Material: Xavier Miller and his band are infused with today’s modern pop feel while slightly exploring the punk era and bottling it all up in a progressive format. Ballads like “Little Darling” take hold of you with lyrics that hit home and don’t want to let go, lyrics that grab you and talk to you about a young love lost and the heartbreak that remains when all is over. “Any Road” is a bluesy, country-ish tune that has you tapping your foot and shakin’ it for the entire song. Although most of the songs stay on the progressive side of things, Miller pulled out a song called “Love Ain’t Nothin’,” redolent of a Beatles tune, that crosses the commercial line––intentionally or unintentionally, we may never know. “One Life To Lose” has a very likable melody and was the most commercial song of the bunch, so if you want to taste what Miller has, this song would be it.
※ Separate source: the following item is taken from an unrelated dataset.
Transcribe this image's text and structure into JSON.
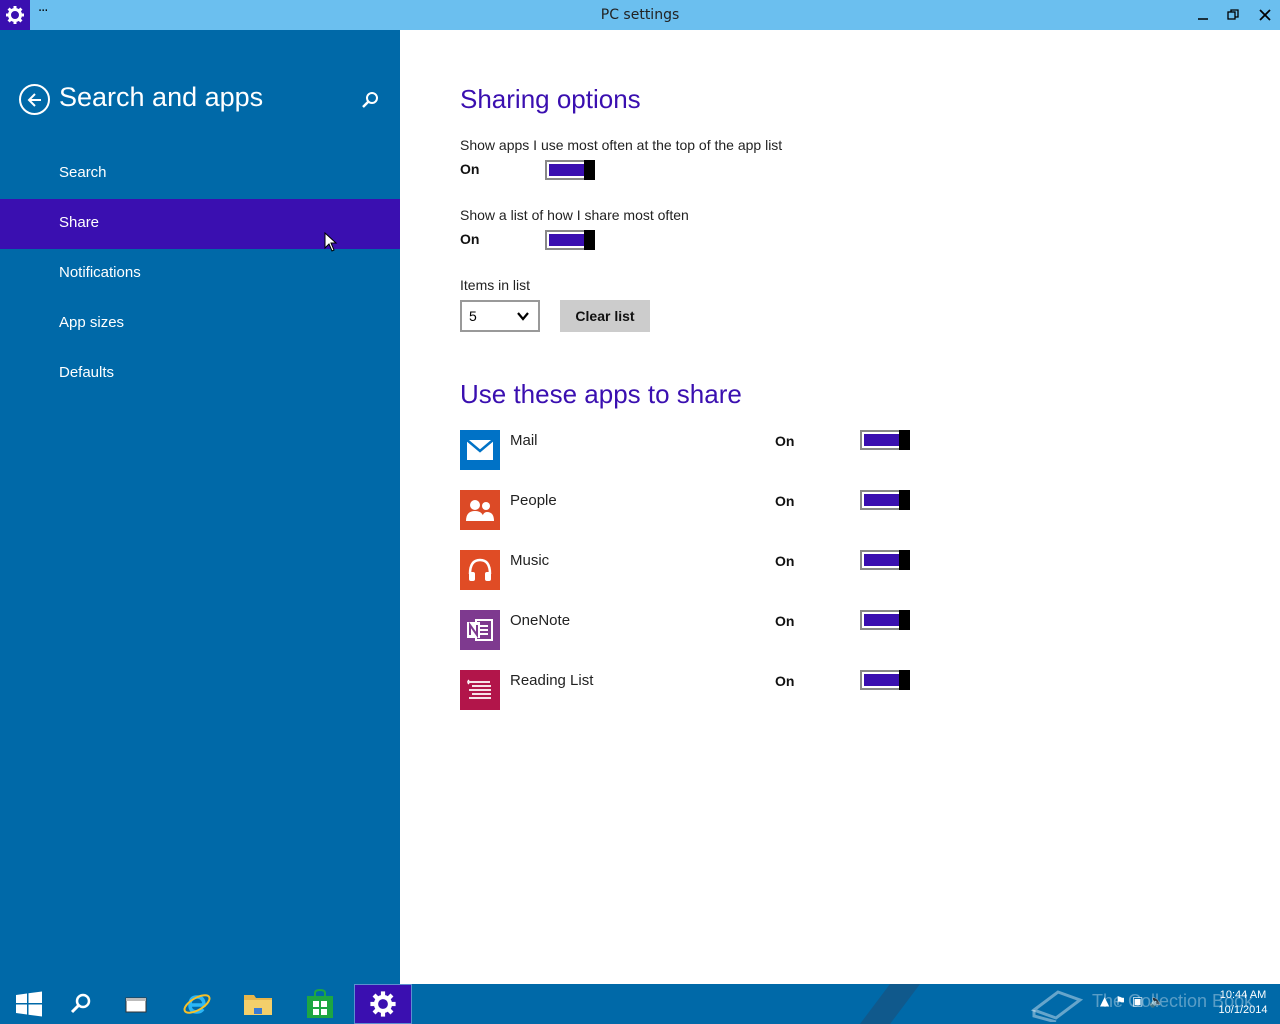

Musicianship: The musicianship is good. Miller is extremely animated and fun to watch on stage, but that took away from the musicianship in a couple of songs where the guitar solo went on and on and seemed like there wasn’t enough to fill the song, but the cameras were rolling and the show went on. Without a bass player, Lukens (a well versed, experienced keyboard player) pulled double duty as keys and bassist, never missing a beat and smoothly incorporating a bass line into each song. Having played with Roy Buchanan (among other greats) on his recordings and tours, Lukens kept the low end a neat ‘n tidy canvas for Miller to draw on. Baker is no slouch either, having played with Janis Joplin at Woodstock, Frank Zappa and most notably Jimi Hendrix. He struggled a little bit on breaks and endings to the songs, but was otherwise a perfect time keeper.
Performance: Miller was fun to watch at this gig. He was animated and hyper on stage and you could tell right away whose show it was as he gave direction and cues to the other band members on breaks and endings. Lukens and Baker are mere props as far as the visuals are concerned—they were there to play music, and play great they did as it sounded like they’ve been performing together for years.
Summary: Xavier Miller’s rock band is reminiscent of the progressive rock movement of the ‘60s and ‘70s, liking them to great bands such as Yes, ELP, Gentle Giant and possibly touching on King Crimson. Miller has been around for a bit and knows it takes more than just good music to make it. His act encapsulates many genres and melts them together to make the songs flow smoothly, but in a progressive format. Baker and Lukens are great accompaniment for Miller as he stood tall in front of a good audience that cheered him on after every song.